At this point, I am 26 years old and have been in my job for a couple of months. I represent a medical device company, and my customers are doctors, highly educated, experts in their field. Decisions are made on facts, statistics and clinical data.
The professor asks me if I think the product I am talking about has better clinical trial results than the leading product on the market.
Six months prior, I had never read a clinical trial. Meanwhile, she is a lead author for more than 250 publications in major journals across the world. There is only one thing to do: openly say that I don’t know.
This scenario is still a frequent occurrence in my business today as it was back then, and rightly so. Medical device reps have high turnover. They are often young, inexperienced, polished and smart, but in it for the career opportunities.
The good ones are there to make a difference, but the bad ones are there to make a quick sale and move on.
Two things are imperative in order to do a good job in one of my companies; technical skills and recognition of our customers’ superior knowledge. There is no way we can catch up with eight years of medical school. But we can be experts on one thing: our product.
I tell my team two things: don’t ever try to diagnose and treat a patient.
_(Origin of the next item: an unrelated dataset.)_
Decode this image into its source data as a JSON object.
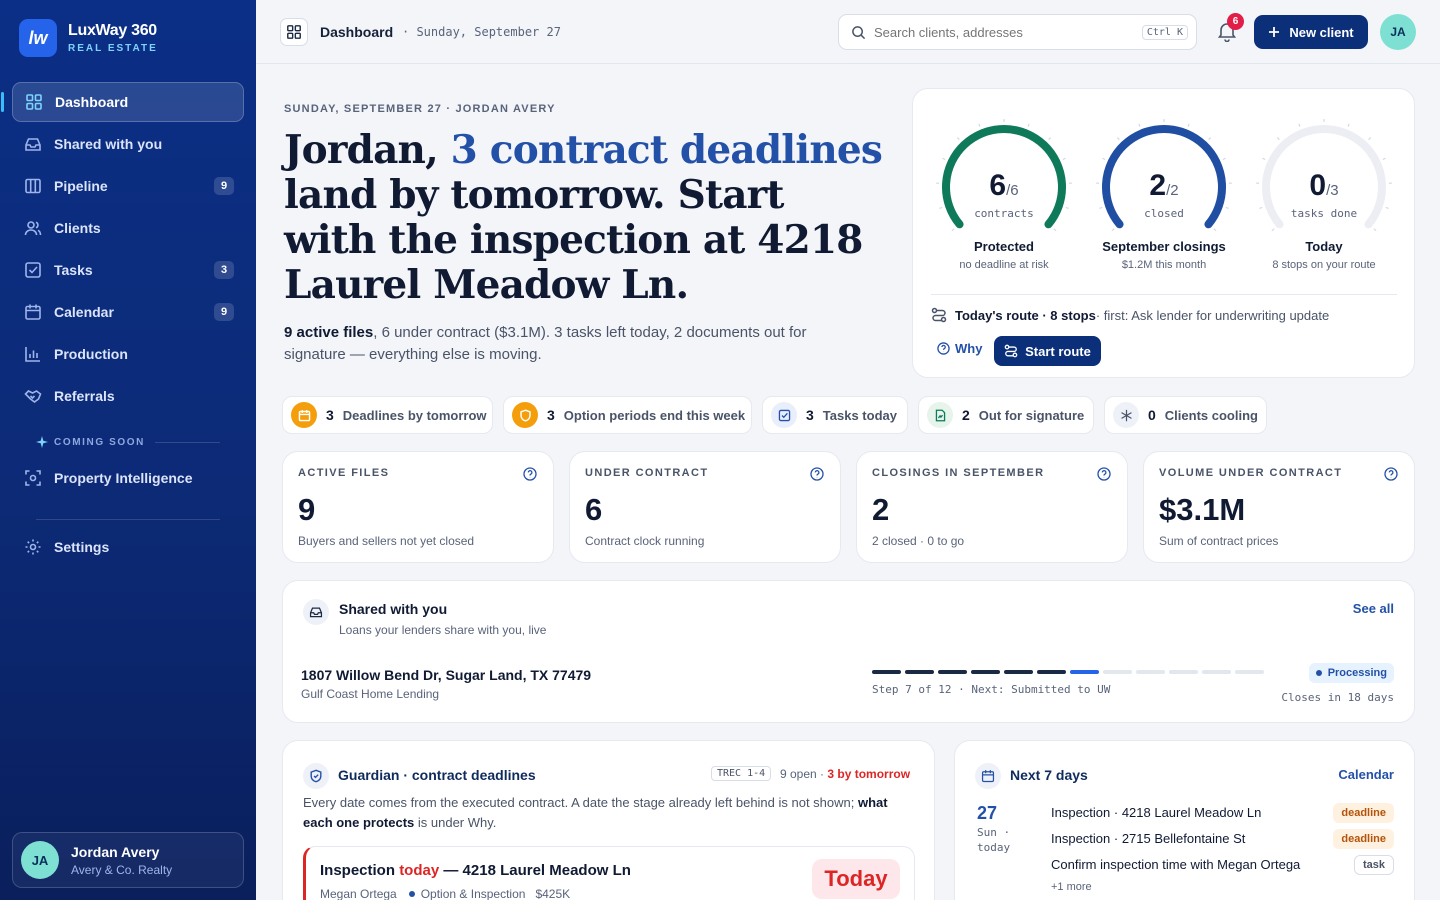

You will be asked to, and sometimes even encouraged to.
Stay away, and do not be flattered and dragged in, no matter how good your relationship with the doctor is. You are not trained and equipped to make such a judgement.
Know everything there is to know about the product. Features, benefits, technical specs, clinical data, user experience, manufacturing process, origin, improvement history.
Watch it being used. Listen and learn. Ask questions of the users. My favourite one is to ask the user why they are using it. They will tell you better reasons than your marketing department ever will, and with a lot more credibility. Know how it is used and in what applications.
For us, anatomy is key, and I send my team on the same anatomy training that doctors attend. They need to be extremely knowledgeable so they can add value to the customer.
In the end, it boils down to this: you need to earn the trust of your customer, and they will appreciate your dedication. Few things can replace passion and dedication, no matter what field you’re in. And trust me you can’t fake that.
And of my professor? I asked her to mentor me. We spent a couple of years with me tagging along every chance I got. Her patience and support are of benefit to me till today, and I thank her by paying it forward.
About the author
Angela Spang is the founder, owner and managing director of London Medical Education Academy, which was founded on the belief that life-long continued surgical hands-on training is crucial for improved patient outcomes. Angela has a broad and long background in international business with medical devices, having held internationally focused senior positions with Johnson & Johnson (JNJ), Allergan (AGN) and American Medical Systems with a strong focus on the importance of training.